— RECORDED DATA —
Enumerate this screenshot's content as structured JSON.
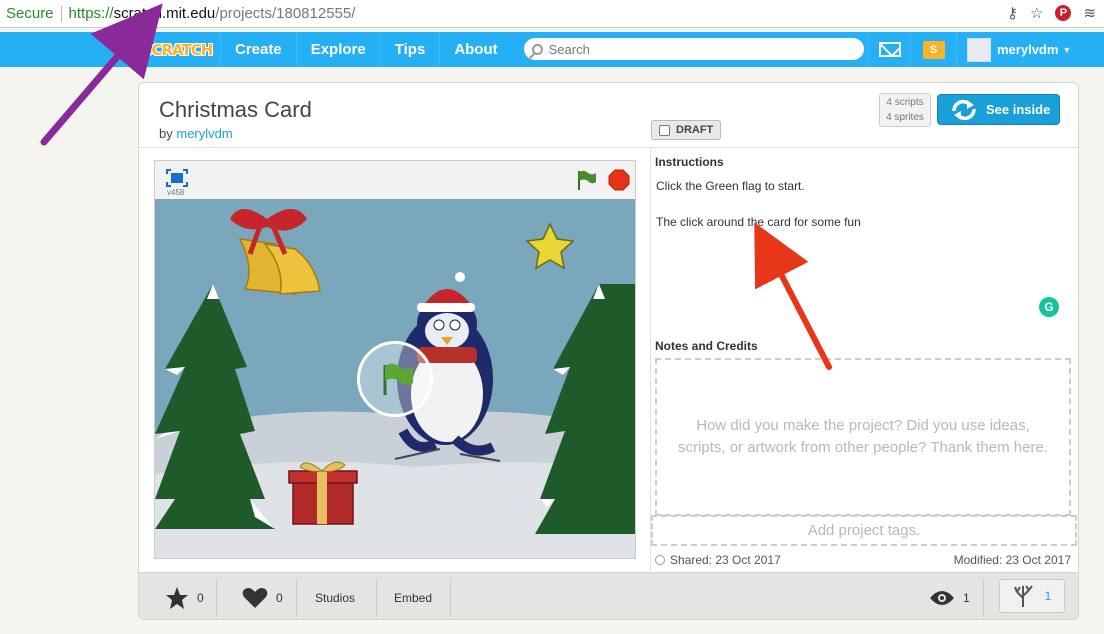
{
  "browser": {
    "secure_label": "Secure",
    "url_scheme": "https://",
    "url_host": "scratch.mit.edu",
    "url_path": "/projects/180812555/"
  },
  "nav": {
    "logo_text": "SCRATCH",
    "items": [
      "Create",
      "Explore",
      "Tips",
      "About"
    ],
    "search_placeholder": "Search",
    "username": "merylvdm"
  },
  "project": {
    "title": "Christmas Card",
    "by_label": "by",
    "author": "merylvdm",
    "draft_label": "DRAFT",
    "scripts_count": "4",
    "scripts_label": "scripts",
    "sprites_count": "4",
    "sprites_label": "sprites",
    "see_inside_label": "See inside",
    "version": "v458"
  },
  "instructions": {
    "heading": "Instructions",
    "lines": [
      "Click the Green flag to start.",
      "The click around the card for some fun"
    ]
  },
  "notes": {
    "heading": "Notes and Credits",
    "placeholder": "How did you make the project? Did you use ideas, scripts, or artwork from other people? Thank them here."
  },
  "tags": {
    "placeholder": "Add project tags."
  },
  "dates": {
    "shared": "Shared: 23 Oct 2017",
    "modified": "Modified: 23 Oct 2017"
  },
  "bottombar": {
    "favorites_count": "0",
    "loves_count": "0",
    "studios_label": "Studios",
    "embed_label": "Embed",
    "views_count": "1",
    "remixes_count": "1"
  },
  "colors": {
    "nav_blue": "#25aff4",
    "link_blue": "#1aa0d8",
    "annotation_purple": "#8a2a9a",
    "annotation_red": "#e8361a"
  }
}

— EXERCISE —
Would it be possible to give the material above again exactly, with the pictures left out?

— SOLUTION TO THE PROBLEM —
Enumerate this screenshot's content as structured JSON.
{
  "browser": {
    "secure_label": "Secure",
    "url_scheme": "https://",
    "url_host": "scratch.mit.edu",
    "url_path": "/projects/180812555/"
  },
  "nav": {
    "logo_text": "SCRATCH",
    "items": [
      "Create",
      "Explore",
      "Tips",
      "About"
    ],
    "search_placeholder": "Search",
    "username": "merylvdm"
  },
  "project": {
    "title": "Christmas Card",
    "by_label": "by",
    "author": "merylvdm",
    "draft_label": "DRAFT",
    "scripts_count": "4",
    "scripts_label": "scripts",
    "sprites_count": "4",
    "sprites_label": "sprites",
    "see_inside_label": "See inside",
    "version": "v458"
  },
  "instructions": {
    "heading": "Instructions",
    "lines": [
      "Click the Green flag to start.",
      "The click around the card for some fun"
    ]
  },
  "notes": {
    "heading": "Notes and Credits",
    "placeholder": "How did you make the project? Did you use ideas, scripts, or artwork from other people? Thank them here."
  },
  "tags": {
    "placeholder": "Add project tags."
  },
  "dates": {
    "shared": "Shared: 23 Oct 2017",
    "modified": "Modified: 23 Oct 2017"
  },
  "bottombar": {
    "favorites_count": "0",
    "loves_count": "0",
    "studios_label": "Studios",
    "embed_label": "Embed",
    "views_count": "1",
    "remixes_count": "1"
  },
  "colors": {
    "nav_blue": "#25aff4",
    "link_blue": "#1aa0d8",
    "annotation_purple": "#8a2a9a",
    "annotation_red": "#e8361a"
  }
}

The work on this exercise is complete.